(RECORDS FOR THE EXERCISE)

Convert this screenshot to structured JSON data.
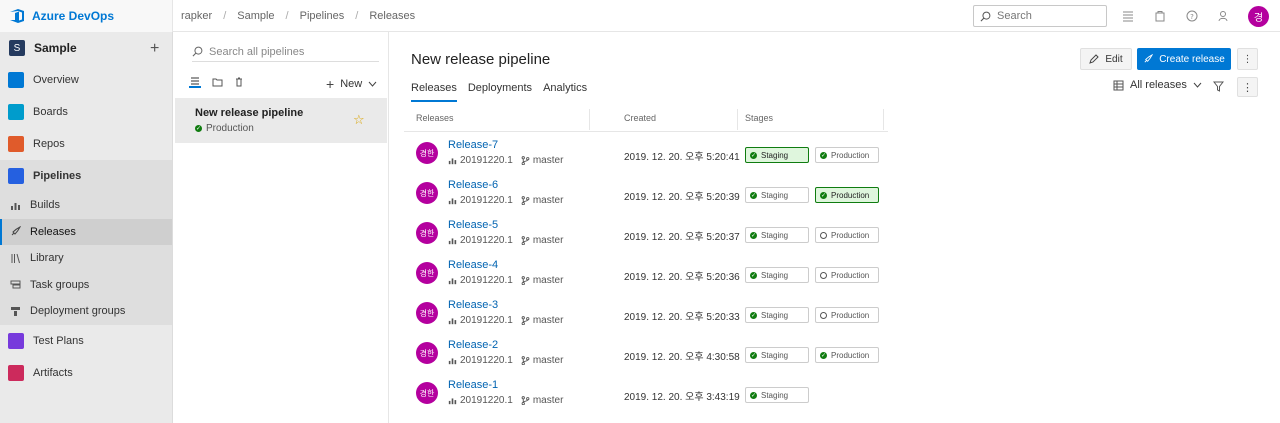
{
  "app": {
    "brand": "Azure DevOps"
  },
  "breadcrumbs": [
    "rapker",
    "Sample",
    "Pipelines",
    "Releases"
  ],
  "search": {
    "placeholder": "Search"
  },
  "user": {
    "initial": "경"
  },
  "colors": {
    "accent": "#0078d4",
    "success": "#107c10",
    "avatar": "#b4009e"
  },
  "sidebar": {
    "project": {
      "initial": "S",
      "name": "Sample"
    },
    "items": [
      {
        "label": "Overview",
        "icon": "overview-icon"
      },
      {
        "label": "Boards",
        "icon": "boards-icon"
      },
      {
        "label": "Repos",
        "icon": "repos-icon"
      },
      {
        "label": "Pipelines",
        "icon": "pipelines-icon"
      }
    ],
    "sub_items": [
      {
        "label": "Builds",
        "icon": "builds-icon"
      },
      {
        "label": "Releases",
        "icon": "rocket-icon"
      },
      {
        "label": "Library",
        "icon": "library-icon"
      },
      {
        "label": "Task groups",
        "icon": "task-groups-icon"
      },
      {
        "label": "Deployment groups",
        "icon": "deployment-groups-icon"
      }
    ],
    "bottom_items": [
      {
        "label": "Test Plans",
        "icon": "test-plans-icon"
      },
      {
        "label": "Artifacts",
        "icon": "artifacts-icon"
      }
    ]
  },
  "pipelines_panel": {
    "search_placeholder": "Search all pipelines",
    "new_label": "New",
    "pipeline": {
      "name": "New release pipeline",
      "status": "Production"
    }
  },
  "main": {
    "title": "New release pipeline",
    "edit_label": "Edit",
    "create_label": "Create release",
    "tabs": [
      "Releases",
      "Deployments",
      "Analytics"
    ],
    "view_selector": "All releases",
    "columns": [
      "Releases",
      "Created",
      "Stages"
    ],
    "releases": [
      {
        "name": "Release-7",
        "build": "20191220.1",
        "branch": "master",
        "created": "2019. 12. 20. 오후 5:20:41",
        "avatar": "경한",
        "stages": [
          {
            "name": "Staging",
            "state": "succeeded",
            "highlight": true
          },
          {
            "name": "Production",
            "state": "succeeded",
            "highlight": false
          }
        ]
      },
      {
        "name": "Release-6",
        "build": "20191220.1",
        "branch": "master",
        "created": "2019. 12. 20. 오후 5:20:39",
        "avatar": "경한",
        "stages": [
          {
            "name": "Staging",
            "state": "succeeded",
            "highlight": false
          },
          {
            "name": "Production",
            "state": "succeeded",
            "highlight": true
          }
        ]
      },
      {
        "name": "Release-5",
        "build": "20191220.1",
        "branch": "master",
        "created": "2019. 12. 20. 오후 5:20:37",
        "avatar": "경한",
        "stages": [
          {
            "name": "Staging",
            "state": "succeeded",
            "highlight": false
          },
          {
            "name": "Production",
            "state": "not-deployed",
            "highlight": false
          }
        ]
      },
      {
        "name": "Release-4",
        "build": "20191220.1",
        "branch": "master",
        "created": "2019. 12. 20. 오후 5:20:36",
        "avatar": "경한",
        "stages": [
          {
            "name": "Staging",
            "state": "succeeded",
            "highlight": false
          },
          {
            "name": "Production",
            "state": "not-deployed",
            "highlight": false
          }
        ]
      },
      {
        "name": "Release-3",
        "build": "20191220.1",
        "branch": "master",
        "created": "2019. 12. 20. 오후 5:20:33",
        "avatar": "경한",
        "stages": [
          {
            "name": "Staging",
            "state": "succeeded",
            "highlight": false
          },
          {
            "name": "Production",
            "state": "not-deployed",
            "highlight": false
          }
        ]
      },
      {
        "name": "Release-2",
        "build": "20191220.1",
        "branch": "master",
        "created": "2019. 12. 20. 오후 4:30:58",
        "avatar": "경한",
        "stages": [
          {
            "name": "Staging",
            "state": "succeeded",
            "highlight": false
          },
          {
            "name": "Production",
            "state": "succeeded",
            "highlight": false
          }
        ]
      },
      {
        "name": "Release-1",
        "build": "20191220.1",
        "branch": "master",
        "created": "2019. 12. 20. 오후 3:43:19",
        "avatar": "경한",
        "stages": [
          {
            "name": "Staging",
            "state": "succeeded",
            "highlight": false
          }
        ]
      }
    ]
  }
}
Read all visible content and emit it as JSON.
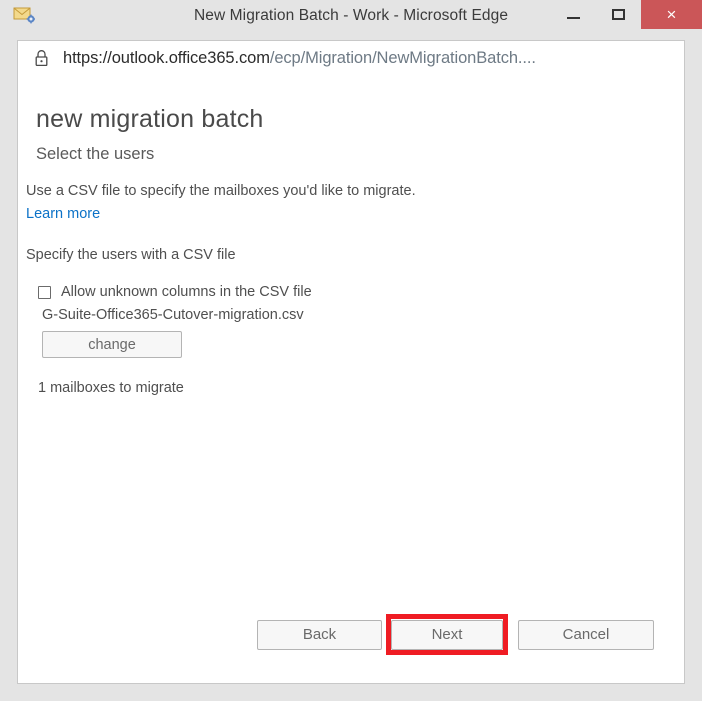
{
  "window": {
    "title": "New Migration Batch - Work - Microsoft Edge",
    "app_icon": "mail-settings-icon",
    "controls": {
      "minimize": "–",
      "maximize": "□",
      "close": "×"
    },
    "close_button_color": "#cb5658"
  },
  "address_bar": {
    "lock_icon": "lock-icon",
    "url_host": "https://outlook.office365.com",
    "url_path": "/ecp/Migration/NewMigrationBatch....",
    "url_full": "https://outlook.office365.com/ecp/Migration/NewMigrationBatch...."
  },
  "page": {
    "heading": "new migration batch",
    "subheading": "Select the users",
    "intro_text": "Use a CSV file to specify the mailboxes you'd like to migrate.",
    "learn_more_link": "Learn more",
    "learn_more_color": "#0c72c7",
    "specify_label": "Specify the users with a CSV file",
    "allow_unknown_columns": {
      "label": "Allow unknown columns in the CSV file",
      "checked": false
    },
    "csv_filename": "G-Suite-Office365-Cutover-migration.csv",
    "change_button": "change",
    "mailbox_count_text": "1 mailboxes to migrate"
  },
  "footer": {
    "back_button": "Back",
    "next_button": "Next",
    "cancel_button": "Cancel",
    "highlight_color": "#ef1c23",
    "highlighted_button": "Next"
  }
}
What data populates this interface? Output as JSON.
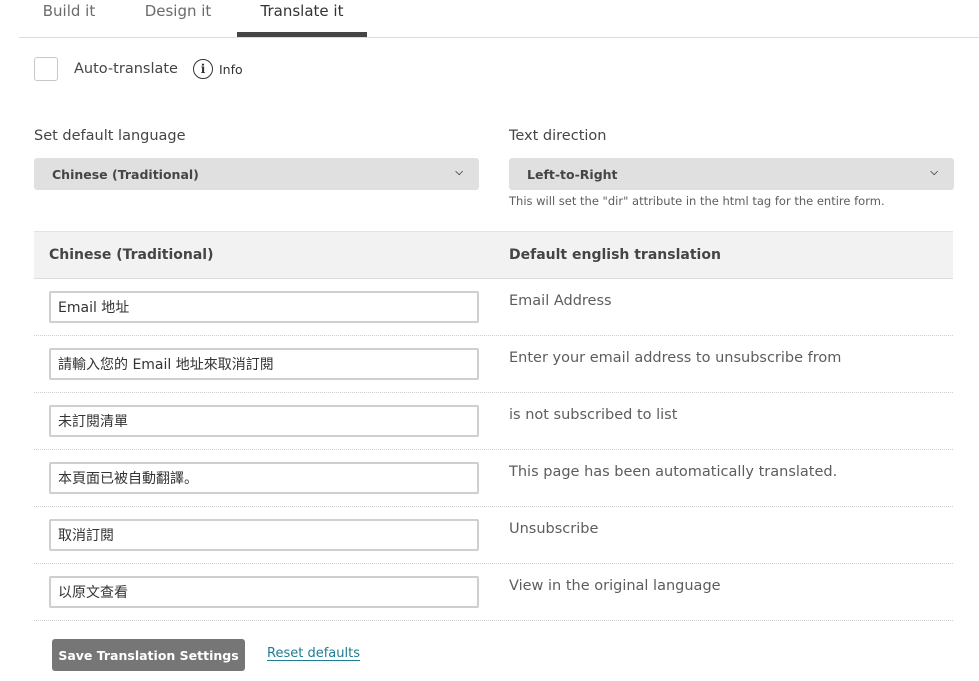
{
  "tabs": [
    {
      "label": "Build it",
      "active": false
    },
    {
      "label": "Design it",
      "active": false
    },
    {
      "label": "Translate it",
      "active": true
    }
  ],
  "auto_translate": {
    "label": "Auto-translate",
    "checked": false,
    "info_label": "Info",
    "info_icon": "info-circle-icon"
  },
  "settings": {
    "language_label": "Set default language",
    "language_value": "Chinese (Traditional)",
    "direction_label": "Text direction",
    "direction_value": "Left-to-Right",
    "direction_help": "This will set the \"dir\" attribute in the html tag for the entire form.",
    "chevron_icon": "chevron-down-icon"
  },
  "table": {
    "headers": [
      "Chinese (Traditional)",
      "Default english translation"
    ],
    "rows": [
      {
        "translation": "Email 地址",
        "english": "Email Address"
      },
      {
        "translation": "請輸入您的 Email 地址來取消訂閱",
        "english": "Enter your email address to unsubscribe from"
      },
      {
        "translation": "未訂閱清單",
        "english": "is not subscribed to list"
      },
      {
        "translation": "本頁面已被自動翻譯。",
        "english": "This page has been automatically translated."
      },
      {
        "translation": "取消訂閱",
        "english": "Unsubscribe"
      },
      {
        "translation": "以原文查看",
        "english": "View in the original language"
      }
    ]
  },
  "footer": {
    "save_label": "Save Translation Settings",
    "reset_label": "Reset defaults"
  },
  "colors": {
    "link": "#1f7b93",
    "button_bg": "#767676",
    "active_tab_bar": "#454545"
  }
}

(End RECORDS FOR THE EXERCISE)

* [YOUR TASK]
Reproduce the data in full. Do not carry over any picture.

* [RESPONSE]
Convert this screenshot to structured JSON data.
{
  "app": {
    "brand": "Azure DevOps"
  },
  "breadcrumbs": [
    "rapker",
    "Sample",
    "Pipelines",
    "Releases"
  ],
  "search": {
    "placeholder": "Search"
  },
  "user": {
    "initial": "경"
  },
  "colors": {
    "accent": "#0078d4",
    "success": "#107c10",
    "avatar": "#b4009e"
  },
  "sidebar": {
    "project": {
      "initial": "S",
      "name": "Sample"
    },
    "items": [
      {
        "label": "Overview",
        "icon": "overview-icon"
      },
      {
        "label": "Boards",
        "icon": "boards-icon"
      },
      {
        "label": "Repos",
        "icon": "repos-icon"
      },
      {
        "label": "Pipelines",
        "icon": "pipelines-icon"
      }
    ],
    "sub_items": [
      {
        "label": "Builds",
        "icon": "builds-icon"
      },
      {
        "label": "Releases",
        "icon": "rocket-icon"
      },
      {
        "label": "Library",
        "icon": "library-icon"
      },
      {
        "label": "Task groups",
        "icon": "task-groups-icon"
      },
      {
        "label": "Deployment groups",
        "icon": "deployment-groups-icon"
      }
    ],
    "bottom_items": [
      {
        "label": "Test Plans",
        "icon": "test-plans-icon"
      },
      {
        "label": "Artifacts",
        "icon": "artifacts-icon"
      }
    ]
  },
  "pipelines_panel": {
    "search_placeholder": "Search all pipelines",
    "new_label": "New",
    "pipeline": {
      "name": "New release pipeline",
      "status": "Production"
    }
  },
  "main": {
    "title": "New release pipeline",
    "edit_label": "Edit",
    "create_label": "Create release",
    "tabs": [
      "Releases",
      "Deployments",
      "Analytics"
    ],
    "view_selector": "All releases",
    "columns": [
      "Releases",
      "Created",
      "Stages"
    ],
    "releases": [
      {
        "name": "Release-7",
        "build": "20191220.1",
        "branch": "master",
        "created": "2019. 12. 20. 오후 5:20:41",
        "avatar": "경한",
        "stages": [
          {
            "name": "Staging",
            "state": "succeeded",
            "highlight": true
          },
          {
            "name": "Production",
            "state": "succeeded",
            "highlight": false
          }
        ]
      },
      {
        "name": "Release-6",
        "build": "20191220.1",
        "branch": "master",
        "created": "2019. 12. 20. 오후 5:20:39",
        "avatar": "경한",
        "stages": [
          {
            "name": "Staging",
            "state": "succeeded",
            "highlight": false
          },
          {
            "name": "Production",
            "state": "succeeded",
            "highlight": true
          }
        ]
      },
      {
        "name": "Release-5",
        "build": "20191220.1",
        "branch": "master",
        "created": "2019. 12. 20. 오후 5:20:37",
        "avatar": "경한",
        "stages": [
          {
            "name": "Staging",
            "state": "succeeded",
            "highlight": false
          },
          {
            "name": "Production",
            "state": "not-deployed",
            "highlight": false
          }
        ]
      },
      {
        "name": "Release-4",
        "build": "20191220.1",
        "branch": "master",
        "created": "2019. 12. 20. 오후 5:20:36",
        "avatar": "경한",
        "stages": [
          {
            "name": "Staging",
            "state": "succeeded",
            "highlight": false
          },
          {
            "name": "Production",
            "state": "not-deployed",
            "highlight": false
          }
        ]
      },
      {
        "name": "Release-3",
        "build": "20191220.1",
        "branch": "master",
        "created": "2019. 12. 20. 오후 5:20:33",
        "avatar": "경한",
        "stages": [
          {
            "name": "Staging",
            "state": "succeeded",
            "highlight": false
          },
          {
            "name": "Production",
            "state": "not-deployed",
            "highlight": false
          }
        ]
      },
      {
        "name": "Release-2",
        "build": "20191220.1",
        "branch": "master",
        "created": "2019. 12. 20. 오후 4:30:58",
        "avatar": "경한",
        "stages": [
          {
            "name": "Staging",
            "state": "succeeded",
            "highlight": false
          },
          {
            "name": "Production",
            "state": "succeeded",
            "highlight": false
          }
        ]
      },
      {
        "name": "Release-1",
        "build": "20191220.1",
        "branch": "master",
        "created": "2019. 12. 20. 오후 3:43:19",
        "avatar": "경한",
        "stages": [
          {
            "name": "Staging",
            "state": "succeeded",
            "highlight": false
          }
        ]
      }
    ]
  }
}
Read all visible content and emit it as JSON.
{
  "window": {
    "title": "New Migration Batch - Work - Microsoft Edge",
    "app_icon": "mail-settings-icon",
    "controls": {
      "minimize": "–",
      "maximize": "□",
      "close": "×"
    },
    "close_button_color": "#cb5658"
  },
  "address_bar": {
    "lock_icon": "lock-icon",
    "url_host": "https://outlook.office365.com",
    "url_path": "/ecp/Migration/NewMigrationBatch....",
    "url_full": "https://outlook.office365.com/ecp/Migration/NewMigrationBatch...."
  },
  "page": {
    "heading": "new migration batch",
    "subheading": "Select the users",
    "intro_text": "Use a CSV file to specify the mailboxes you'd like to migrate.",
    "learn_more_link": "Learn more",
    "learn_more_color": "#0c72c7",
    "specify_label": "Specify the users with a CSV file",
    "allow_unknown_columns": {
      "label": "Allow unknown columns in the CSV file",
      "checked": false
    },
    "csv_filename": "G-Suite-Office365-Cutover-migration.csv",
    "change_button": "change",
    "mailbox_count_text": "1 mailboxes to migrate"
  },
  "footer": {
    "back_button": "Back",
    "next_button": "Next",
    "cancel_button": "Cancel",
    "highlight_color": "#ef1c23",
    "highlighted_button": "Next"
  }
}
What data populates this interface? Output as JSON.
{
  "tabs": [
    {
      "label": "Build it",
      "active": false
    },
    {
      "label": "Design it",
      "active": false
    },
    {
      "label": "Translate it",
      "active": true
    }
  ],
  "auto_translate": {
    "label": "Auto-translate",
    "checked": false,
    "info_label": "Info",
    "info_icon": "info-circle-icon"
  },
  "settings": {
    "language_label": "Set default language",
    "language_value": "Chinese (Traditional)",
    "direction_label": "Text direction",
    "direction_value": "Left-to-Right",
    "direction_help": "This will set the \"dir\" attribute in the html tag for the entire form.",
    "chevron_icon": "chevron-down-icon"
  },
  "table": {
    "headers": [
      "Chinese (Traditional)",
      "Default english translation"
    ],
    "rows": [
      {
        "translation": "Email 地址",
        "english": "Email Address"
      },
      {
        "translation": "請輸入您的 Email 地址來取消訂閱",
        "english": "Enter your email address to unsubscribe from"
      },
      {
        "translation": "未訂閱清單",
        "english": "is not subscribed to list"
      },
      {
        "translation": "本頁面已被自動翻譯。",
        "english": "This page has been automatically translated."
      },
      {
        "translation": "取消訂閱",
        "english": "Unsubscribe"
      },
      {
        "translation": "以原文查看",
        "english": "View in the original language"
      }
    ]
  },
  "footer": {
    "save_label": "Save Translation Settings",
    "reset_label": "Reset defaults"
  },
  "colors": {
    "link": "#1f7b93",
    "button_bg": "#767676",
    "active_tab_bar": "#454545"
  }
}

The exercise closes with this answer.